Posted by manowar on December 11, 2001, at 17:43:35
In reply to Re: Microcurrent stimulation? » susan C, posted by manowar on December 11, 2001, at 10:30:26
I'm surprised that nobody except for Susan has anything to say about this. I've read tons of literature on Microcurrent Stimulation, and it seems like a very good technology. Here's a link to some of the studies that I looked at:
Quite frankly, I'm pretty impressed. There are some double blind studies mixed in with some case studies.
I think I might buy myself one for Christmas. If the damn thing works, it'll be the best Christmas present that I ever got. Even if it’s only partially effective, I think for the price, it would be well worth it.
This is the one study that impressed me the most. It measured subject’s catechalomine concentration in their urine before and after treatment. ---
>Briones, David F. and Rosenthal, Saul H. Changes in urinary free catecholamine and 17ketosteroids with cerebral electrotherapy (electrosleep). Diseases of the Nervous System. 34:57-58, 1973.

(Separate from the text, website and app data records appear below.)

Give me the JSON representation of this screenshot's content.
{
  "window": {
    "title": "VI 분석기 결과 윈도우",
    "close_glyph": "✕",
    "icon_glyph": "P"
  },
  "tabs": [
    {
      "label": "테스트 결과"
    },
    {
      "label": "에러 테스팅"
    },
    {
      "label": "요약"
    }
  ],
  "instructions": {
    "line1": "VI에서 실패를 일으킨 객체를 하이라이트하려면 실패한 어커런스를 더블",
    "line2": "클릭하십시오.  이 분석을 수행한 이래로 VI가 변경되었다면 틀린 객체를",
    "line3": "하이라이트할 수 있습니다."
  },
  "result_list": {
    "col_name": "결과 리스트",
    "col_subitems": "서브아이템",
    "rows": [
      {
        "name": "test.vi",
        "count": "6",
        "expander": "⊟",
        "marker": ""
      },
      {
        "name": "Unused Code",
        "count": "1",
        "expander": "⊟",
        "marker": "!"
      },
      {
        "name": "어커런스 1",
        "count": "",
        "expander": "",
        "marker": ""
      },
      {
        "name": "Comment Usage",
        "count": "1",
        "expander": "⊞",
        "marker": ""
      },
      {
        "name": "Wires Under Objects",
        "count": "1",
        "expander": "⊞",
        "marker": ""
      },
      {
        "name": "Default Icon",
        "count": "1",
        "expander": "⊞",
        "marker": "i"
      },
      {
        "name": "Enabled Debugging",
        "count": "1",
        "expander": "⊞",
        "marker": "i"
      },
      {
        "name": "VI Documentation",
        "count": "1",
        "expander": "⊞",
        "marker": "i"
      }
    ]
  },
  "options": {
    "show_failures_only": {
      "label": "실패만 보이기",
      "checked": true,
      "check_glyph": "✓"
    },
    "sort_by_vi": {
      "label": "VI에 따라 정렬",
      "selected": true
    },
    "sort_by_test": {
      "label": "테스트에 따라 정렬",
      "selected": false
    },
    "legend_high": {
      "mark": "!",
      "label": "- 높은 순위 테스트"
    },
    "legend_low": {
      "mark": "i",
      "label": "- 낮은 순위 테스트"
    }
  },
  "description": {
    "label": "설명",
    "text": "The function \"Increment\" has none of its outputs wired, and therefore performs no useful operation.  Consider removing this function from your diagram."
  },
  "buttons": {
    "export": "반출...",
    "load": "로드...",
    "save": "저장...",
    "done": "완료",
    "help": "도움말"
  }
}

>Device: 100 Hz, 1 mS, positive pulses, cathodes over orbits, anodes over mastoids
>7 male pts from 22 to 37 years old were given 30 min. of CES for 5 days. 4 were "normal" volunteers and 3 were hospitalized psychiatric pts with neurotic anxiety and depression. 1 alcoholic was dropped because his pre-treatment reading was far outside the range of normal of the other pts. Total free catecholamines were measured by bio-rad column (normal is 0 - 115 microgram per 24 hours) prior to and after 5 CES treatments. Pre and Posttesting means revealed a 23.9 to 47.4 microgram increase in 24 hour urinary free catecholamine across all patients, with the greatest rise in 2 anxiety pts and 1 volunteer who was slightly symptomatic. The average gain in 24 hour urinary 17 ketosteroids was 6.9 mgs, pretreatment mean was 18.5 and post treatment was 25.4 (normal is 10 to 24 mgs per 24 hours). 2 pts had insignificantly reduced levels. The authors suggested that these findings probably reflected change at the hypothalamic or pituitary level in the brain. No side effects were reported.
The lady I talked with yesterday told me that the VA in Seattle uses the devices for all kinds of problems. The side effect profile is the most benign side effect profile that I've ever seen. I would have to get a prescription from my pdoc to get one, but that shouldn't be a problem. Outside the U.S., you can buy one off the shelf.
Anyway, if anyone out there has an informed opinion, please throw in your two cents.